Records supplied START
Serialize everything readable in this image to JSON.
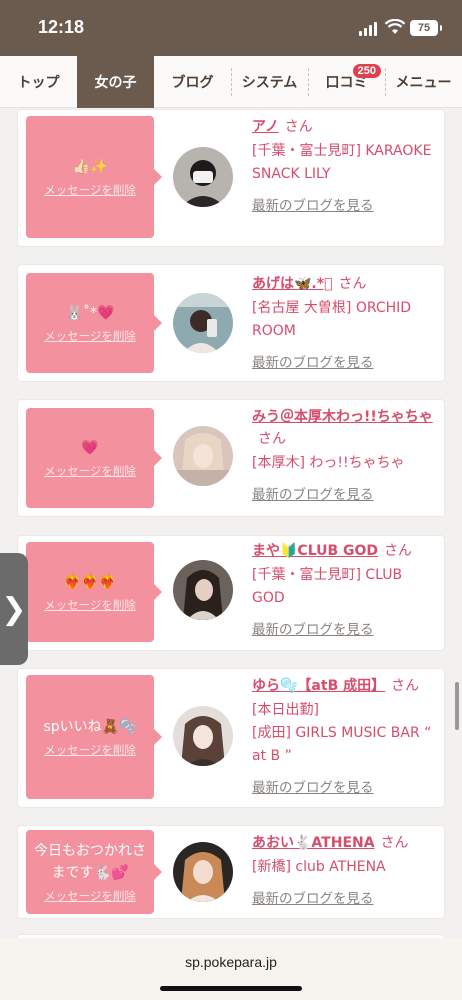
{
  "status": {
    "time": "12:18",
    "battery": "75"
  },
  "nav": {
    "tabs": [
      {
        "label": "トップ"
      },
      {
        "label": "女の子"
      },
      {
        "label": "ブログ"
      },
      {
        "label": "システム"
      },
      {
        "label": "口コミ",
        "badge": "250"
      },
      {
        "label": "メニュー"
      }
    ],
    "active_tab": "女の子"
  },
  "cards": [
    {
      "message": "👍🏻✨",
      "delete_label": "メッセージを削除",
      "name": "アノ",
      "honorific": "さん",
      "shop": "[千葉・富士見町] KARAOKE SNACK LILY",
      "blog_link": "最新のブログを見る"
    },
    {
      "message": "🐰˚*💗",
      "delete_label": "メッセージを削除",
      "name": "あげは🦋.*ﾟ",
      "honorific": "さん",
      "shop": "[名古屋 大曽根] ORCHID ROOM",
      "blog_link": "最新のブログを見る"
    },
    {
      "message": "💗",
      "delete_label": "メッセージを削除",
      "name": "みう＠本厚木わっ!!ちゃちゃ",
      "honorific": "さん",
      "shop": "[本厚木] わっ!!ちゃちゃ",
      "blog_link": "最新のブログを見る"
    },
    {
      "message": "❤️‍🔥❤️‍🔥❤️‍🔥",
      "delete_label": "メッセージを削除",
      "name": "まや🔰CLUB GOD",
      "honorific": "さん",
      "shop": "[千葉・富士見町] CLUB GOD",
      "blog_link": "最新のブログを見る"
    },
    {
      "message": "spいいね🧸🫧",
      "delete_label": "メッセージを削除",
      "name": "ゆら🫧【atB 成田】",
      "honorific": "さん",
      "shop": "[本日出勤]\n[成田] GIRLS MUSIC BAR “ at B ”",
      "blog_link": "最新のブログを見る"
    },
    {
      "message": "今日もおつかれさまです🐇💕",
      "delete_label": "メッセージを削除",
      "name": "あおい🐇ATHENA",
      "honorific": "さん",
      "shop": "[新橋] club ATHENA",
      "blog_link": "最新のブログを見る"
    }
  ],
  "url": "sp.pokepara.jp",
  "colors": {
    "accent": "#d94c6b",
    "bubble": "#f4919e",
    "nav_active": "#6b5a4e",
    "badge": "#e0414f"
  }
}
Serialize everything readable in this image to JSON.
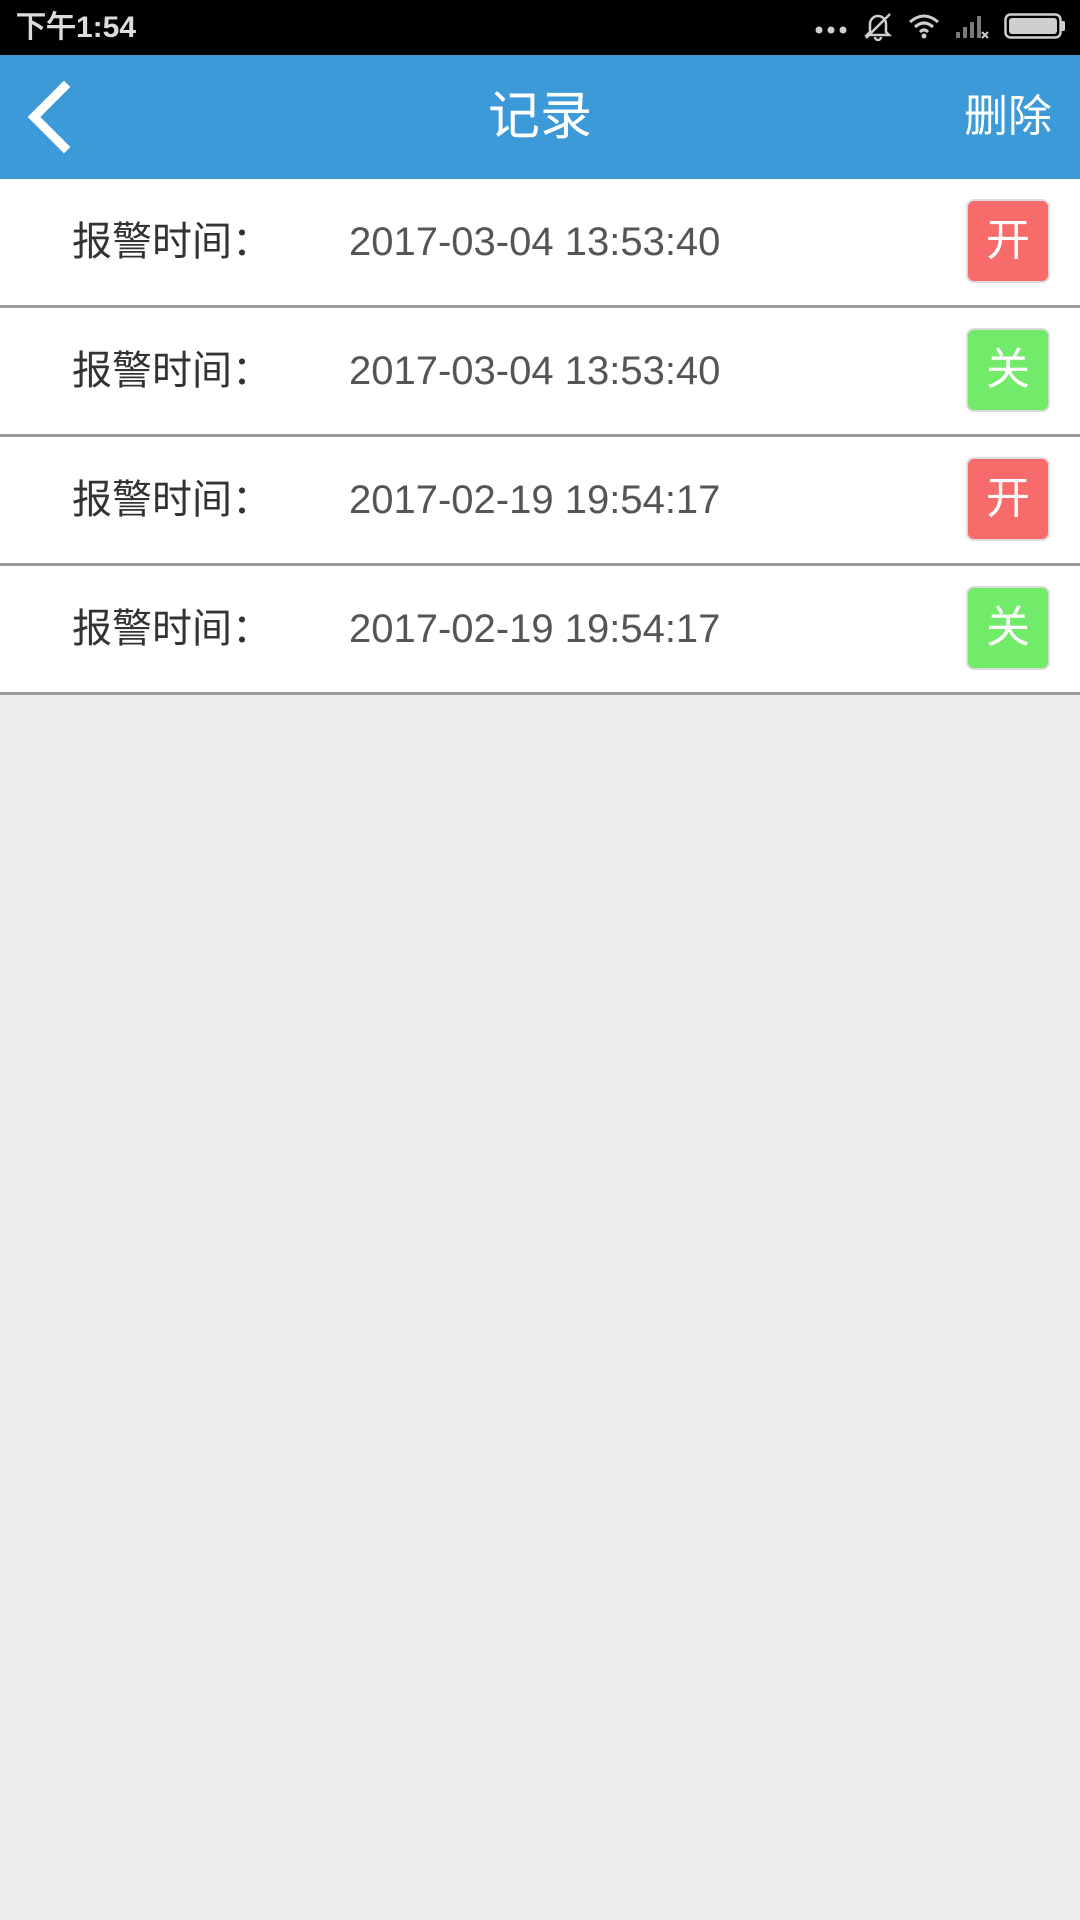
{
  "status_bar": {
    "time": "下午1:54",
    "icons": [
      "more-dots-icon",
      "silent-bell-icon",
      "wifi-icon",
      "signal-icon",
      "battery-icon"
    ]
  },
  "header": {
    "title": "记录",
    "delete_label": "删除",
    "back_icon": "chevron-left-icon",
    "background_color": "#3c9ad8"
  },
  "records": [
    {
      "label": "报警时间：",
      "time": "2017-03-04 13:53:40",
      "state": "开",
      "state_color": "#f76b6b"
    },
    {
      "label": "报警时间：",
      "time": "2017-03-04 13:53:40",
      "state": "关",
      "state_color": "#72ea6a"
    },
    {
      "label": "报警时间：",
      "time": "2017-02-19 19:54:17",
      "state": "开",
      "state_color": "#f76b6b"
    },
    {
      "label": "报警时间：",
      "time": "2017-02-19 19:54:17",
      "state": "关",
      "state_color": "#72ea6a"
    }
  ]
}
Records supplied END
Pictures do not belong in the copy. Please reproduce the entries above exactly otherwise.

### Written response
Serialize everything readable in this image to JSON.
{
  "status": {
    "time": "12:18",
    "battery": "75"
  },
  "nav": {
    "tabs": [
      {
        "label": "トップ"
      },
      {
        "label": "女の子"
      },
      {
        "label": "ブログ"
      },
      {
        "label": "システム"
      },
      {
        "label": "口コミ",
        "badge": "250"
      },
      {
        "label": "メニュー"
      }
    ],
    "active_tab": "女の子"
  },
  "cards": [
    {
      "message": "👍🏻✨",
      "delete_label": "メッセージを削除",
      "name": "アノ",
      "honorific": "さん",
      "shop": "[千葉・富士見町] KARAOKE SNACK LILY",
      "blog_link": "最新のブログを見る"
    },
    {
      "message": "🐰˚*💗",
      "delete_label": "メッセージを削除",
      "name": "あげは🦋.*ﾟ",
      "honorific": "さん",
      "shop": "[名古屋 大曽根] ORCHID ROOM",
      "blog_link": "最新のブログを見る"
    },
    {
      "message": "💗",
      "delete_label": "メッセージを削除",
      "name": "みう＠本厚木わっ!!ちゃちゃ",
      "honorific": "さん",
      "shop": "[本厚木] わっ!!ちゃちゃ",
      "blog_link": "最新のブログを見る"
    },
    {
      "message": "❤️‍🔥❤️‍🔥❤️‍🔥",
      "delete_label": "メッセージを削除",
      "name": "まや🔰CLUB GOD",
      "honorific": "さん",
      "shop": "[千葉・富士見町] CLUB GOD",
      "blog_link": "最新のブログを見る"
    },
    {
      "message": "spいいね🧸🫧",
      "delete_label": "メッセージを削除",
      "name": "ゆら🫧【atB 成田】",
      "honorific": "さん",
      "shop": "[本日出勤]\n[成田] GIRLS MUSIC BAR “ at B ”",
      "blog_link": "最新のブログを見る"
    },
    {
      "message": "今日もおつかれさまです🐇💕",
      "delete_label": "メッセージを削除",
      "name": "あおい🐇ATHENA",
      "honorific": "さん",
      "shop": "[新橋] club ATHENA",
      "blog_link": "最新のブログを見る"
    }
  ],
  "url": "sp.pokepara.jp",
  "colors": {
    "accent": "#d94c6b",
    "bubble": "#f4919e",
    "nav_active": "#6b5a4e",
    "badge": "#e0414f"
  }
}
Serialize everything readable in this image to JSON.
{
  "status_bar": {
    "time": "下午1:54",
    "icons": [
      "more-dots-icon",
      "silent-bell-icon",
      "wifi-icon",
      "signal-icon",
      "battery-icon"
    ]
  },
  "header": {
    "title": "记录",
    "delete_label": "删除",
    "back_icon": "chevron-left-icon",
    "background_color": "#3c9ad8"
  },
  "records": [
    {
      "label": "报警时间：",
      "time": "2017-03-04 13:53:40",
      "state": "开",
      "state_color": "#f76b6b"
    },
    {
      "label": "报警时间：",
      "time": "2017-03-04 13:53:40",
      "state": "关",
      "state_color": "#72ea6a"
    },
    {
      "label": "报警时间：",
      "time": "2017-02-19 19:54:17",
      "state": "开",
      "state_color": "#f76b6b"
    },
    {
      "label": "报警时间：",
      "time": "2017-02-19 19:54:17",
      "state": "关",
      "state_color": "#72ea6a"
    }
  ]
}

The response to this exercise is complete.